CNN is reporting that 50,000 voters in Georgia have been flagged as mismatches in the state voter database, and that thousands of them may not have their votes counted this year. Kyla Berry is one of these voters:
The letter, which was dated October 2, gave her a week from the time it was dated to prove her citizenship. There was a problem, though -- the letter was postmarked October 9.
"It was the most bizarre thing. I immediately called my mother and asked her to send me my birth certificate, and then I was like, 'It's too late, apparently,' " Berry said.
Berry is one of more than 50,000 registered Georgia voters who have been "flagged" because of a computer mismatch in their personal identification information. At least 4,500 of those people are having their citizenship questioned and the burden is on them to prove eligibility to vote.
It is, of course, illegal to purge voters from the rolls within 90 days of an election, so there's no reason why Berry should have been receiving a letter on October 2 telling her to prove her citizenship. Republican Secretary of State Karen Handel says this isn't "voter suppression" but that's absurd. Not only is it voter suppression, it's blatantly illegal. Moreover, Georgia has been using the Social Security Administration database to match voter information -- essentially the most flawed method they could possibly use. In 2007, the SSA admitted that of 2.6 million voter registration records submitted to the SSA, nearly half resulted in a failed match.

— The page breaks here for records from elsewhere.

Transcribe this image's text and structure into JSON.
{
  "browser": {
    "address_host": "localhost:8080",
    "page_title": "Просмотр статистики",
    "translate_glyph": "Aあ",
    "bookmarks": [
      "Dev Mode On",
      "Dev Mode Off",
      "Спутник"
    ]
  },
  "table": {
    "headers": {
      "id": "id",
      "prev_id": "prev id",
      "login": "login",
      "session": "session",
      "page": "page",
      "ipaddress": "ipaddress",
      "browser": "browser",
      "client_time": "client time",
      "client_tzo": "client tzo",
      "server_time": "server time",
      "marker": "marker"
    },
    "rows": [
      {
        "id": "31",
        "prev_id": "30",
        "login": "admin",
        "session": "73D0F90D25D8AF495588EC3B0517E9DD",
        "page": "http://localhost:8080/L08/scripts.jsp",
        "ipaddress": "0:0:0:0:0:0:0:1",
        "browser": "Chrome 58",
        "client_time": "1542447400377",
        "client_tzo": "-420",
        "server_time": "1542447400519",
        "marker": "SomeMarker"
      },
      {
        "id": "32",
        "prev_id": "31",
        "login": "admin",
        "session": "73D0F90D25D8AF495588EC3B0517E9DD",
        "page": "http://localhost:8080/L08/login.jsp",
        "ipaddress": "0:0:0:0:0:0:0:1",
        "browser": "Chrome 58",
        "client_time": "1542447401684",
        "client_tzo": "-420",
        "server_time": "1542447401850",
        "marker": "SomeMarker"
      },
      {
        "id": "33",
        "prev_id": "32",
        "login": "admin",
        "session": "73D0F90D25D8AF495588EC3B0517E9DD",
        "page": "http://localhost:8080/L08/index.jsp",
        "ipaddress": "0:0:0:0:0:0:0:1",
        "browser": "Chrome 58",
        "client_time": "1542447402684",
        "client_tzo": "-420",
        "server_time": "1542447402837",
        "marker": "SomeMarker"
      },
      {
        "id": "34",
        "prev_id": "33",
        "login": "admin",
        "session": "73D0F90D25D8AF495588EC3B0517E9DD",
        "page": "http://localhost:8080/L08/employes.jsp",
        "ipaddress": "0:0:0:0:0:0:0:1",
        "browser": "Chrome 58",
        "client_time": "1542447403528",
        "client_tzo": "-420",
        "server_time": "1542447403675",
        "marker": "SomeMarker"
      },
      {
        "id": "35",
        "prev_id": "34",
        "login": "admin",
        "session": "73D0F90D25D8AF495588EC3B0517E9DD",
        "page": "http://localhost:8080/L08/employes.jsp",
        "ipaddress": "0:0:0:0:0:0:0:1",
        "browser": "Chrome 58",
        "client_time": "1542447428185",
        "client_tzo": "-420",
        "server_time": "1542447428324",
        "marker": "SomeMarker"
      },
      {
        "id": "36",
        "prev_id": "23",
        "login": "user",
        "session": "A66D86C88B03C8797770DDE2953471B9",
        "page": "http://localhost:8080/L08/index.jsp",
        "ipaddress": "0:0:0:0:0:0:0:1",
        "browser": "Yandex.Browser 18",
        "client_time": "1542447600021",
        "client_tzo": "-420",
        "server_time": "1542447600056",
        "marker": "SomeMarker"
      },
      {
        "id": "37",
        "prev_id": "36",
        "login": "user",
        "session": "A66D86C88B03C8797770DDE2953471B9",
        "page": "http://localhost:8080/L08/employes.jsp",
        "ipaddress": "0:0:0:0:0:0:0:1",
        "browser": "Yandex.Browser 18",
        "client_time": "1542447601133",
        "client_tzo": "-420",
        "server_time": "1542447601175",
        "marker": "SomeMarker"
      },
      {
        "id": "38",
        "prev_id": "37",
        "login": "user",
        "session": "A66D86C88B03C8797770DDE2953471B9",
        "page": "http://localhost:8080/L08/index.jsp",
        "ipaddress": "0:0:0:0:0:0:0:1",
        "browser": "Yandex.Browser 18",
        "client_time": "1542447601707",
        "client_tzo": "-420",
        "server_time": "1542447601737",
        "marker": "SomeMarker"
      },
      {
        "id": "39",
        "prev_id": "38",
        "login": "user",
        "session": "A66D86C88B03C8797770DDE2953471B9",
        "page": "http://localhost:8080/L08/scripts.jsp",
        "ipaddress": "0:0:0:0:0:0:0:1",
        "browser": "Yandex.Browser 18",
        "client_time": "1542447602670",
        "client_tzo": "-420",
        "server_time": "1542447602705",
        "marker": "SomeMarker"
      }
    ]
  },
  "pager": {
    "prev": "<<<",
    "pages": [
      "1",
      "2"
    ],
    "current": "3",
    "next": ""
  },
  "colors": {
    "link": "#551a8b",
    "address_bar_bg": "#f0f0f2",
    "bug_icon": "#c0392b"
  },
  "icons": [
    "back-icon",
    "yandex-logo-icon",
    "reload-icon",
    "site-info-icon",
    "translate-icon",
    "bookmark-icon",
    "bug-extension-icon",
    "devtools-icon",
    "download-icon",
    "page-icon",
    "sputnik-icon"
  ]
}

Handel's lip service about provisional ballots is also plainly transparent. On average, states count less than half of their provisional ballots, so between illegal purging, the use of flawed databases to match voters and insisting that eligible voters cast provisional ballots rather than real ones, Handel is doing a bang-up job of suppressing the vote.